++++ Records to use

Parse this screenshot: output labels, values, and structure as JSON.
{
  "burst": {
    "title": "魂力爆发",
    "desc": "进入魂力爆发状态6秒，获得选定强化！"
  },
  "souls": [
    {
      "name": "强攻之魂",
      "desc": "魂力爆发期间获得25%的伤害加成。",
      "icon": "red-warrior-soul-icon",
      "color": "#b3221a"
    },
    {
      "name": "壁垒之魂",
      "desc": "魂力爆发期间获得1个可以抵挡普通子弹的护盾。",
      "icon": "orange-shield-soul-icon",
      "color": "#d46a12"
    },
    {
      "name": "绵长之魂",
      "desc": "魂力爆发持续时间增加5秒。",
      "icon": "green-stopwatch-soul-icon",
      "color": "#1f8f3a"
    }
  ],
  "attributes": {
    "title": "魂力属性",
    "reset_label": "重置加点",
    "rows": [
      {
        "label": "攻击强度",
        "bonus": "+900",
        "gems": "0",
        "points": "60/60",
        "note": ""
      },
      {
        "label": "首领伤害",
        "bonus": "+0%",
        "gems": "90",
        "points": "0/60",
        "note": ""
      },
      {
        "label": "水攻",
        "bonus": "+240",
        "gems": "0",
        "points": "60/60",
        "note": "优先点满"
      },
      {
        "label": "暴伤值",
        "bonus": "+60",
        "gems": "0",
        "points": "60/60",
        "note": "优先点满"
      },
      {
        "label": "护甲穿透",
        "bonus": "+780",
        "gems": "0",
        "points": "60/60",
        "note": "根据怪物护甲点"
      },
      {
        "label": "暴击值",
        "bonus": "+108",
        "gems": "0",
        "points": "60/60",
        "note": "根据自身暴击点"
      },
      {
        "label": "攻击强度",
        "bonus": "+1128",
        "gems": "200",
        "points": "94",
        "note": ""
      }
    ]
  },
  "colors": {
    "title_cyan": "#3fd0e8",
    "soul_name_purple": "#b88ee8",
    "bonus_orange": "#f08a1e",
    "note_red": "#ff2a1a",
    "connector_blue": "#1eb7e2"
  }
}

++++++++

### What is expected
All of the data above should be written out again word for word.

### Answer to the exercise
Parse this screenshot: output labels, values, and structure as JSON.
{
  "burst": {
    "title": "魂力爆发",
    "desc": "进入魂力爆发状态6秒，获得选定强化！"
  },
  "souls": [
    {
      "name": "强攻之魂",
      "desc": "魂力爆发期间获得25%的伤害加成。",
      "icon": "red-warrior-soul-icon",
      "color": "#b3221a"
    },
    {
      "name": "壁垒之魂",
      "desc": "魂力爆发期间获得1个可以抵挡普通子弹的护盾。",
      "icon": "orange-shield-soul-icon",
      "color": "#d46a12"
    },
    {
      "name": "绵长之魂",
      "desc": "魂力爆发持续时间增加5秒。",
      "icon": "green-stopwatch-soul-icon",
      "color": "#1f8f3a"
    }
  ],
  "attributes": {
    "title": "魂力属性",
    "reset_label": "重置加点",
    "rows": [
      {
        "label": "攻击强度",
        "bonus": "+900",
        "gems": "0",
        "points": "60/60",
        "note": ""
      },
      {
        "label": "首领伤害",
        "bonus": "+0%",
        "gems": "90",
        "points": "0/60",
        "note": ""
      },
      {
        "label": "水攻",
        "bonus": "+240",
        "gems": "0",
        "points": "60/60",
        "note": "优先点满"
      },
      {
        "label": "暴伤值",
        "bonus": "+60",
        "gems": "0",
        "points": "60/60",
        "note": "优先点满"
      },
      {
        "label": "护甲穿透",
        "bonus": "+780",
        "gems": "0",
        "points": "60/60",
        "note": "根据怪物护甲点"
      },
      {
        "label": "暴击值",
        "bonus": "+108",
        "gems": "0",
        "points": "60/60",
        "note": "根据自身暴击点"
      },
      {
        "label": "攻击强度",
        "bonus": "+1128",
        "gems": "200",
        "points": "94",
        "note": ""
      }
    ]
  },
  "colors": {
    "title_cyan": "#3fd0e8",
    "soul_name_purple": "#b88ee8",
    "bonus_orange": "#f08a1e",
    "note_red": "#ff2a1a",
    "connector_blue": "#1eb7e2"
  }
}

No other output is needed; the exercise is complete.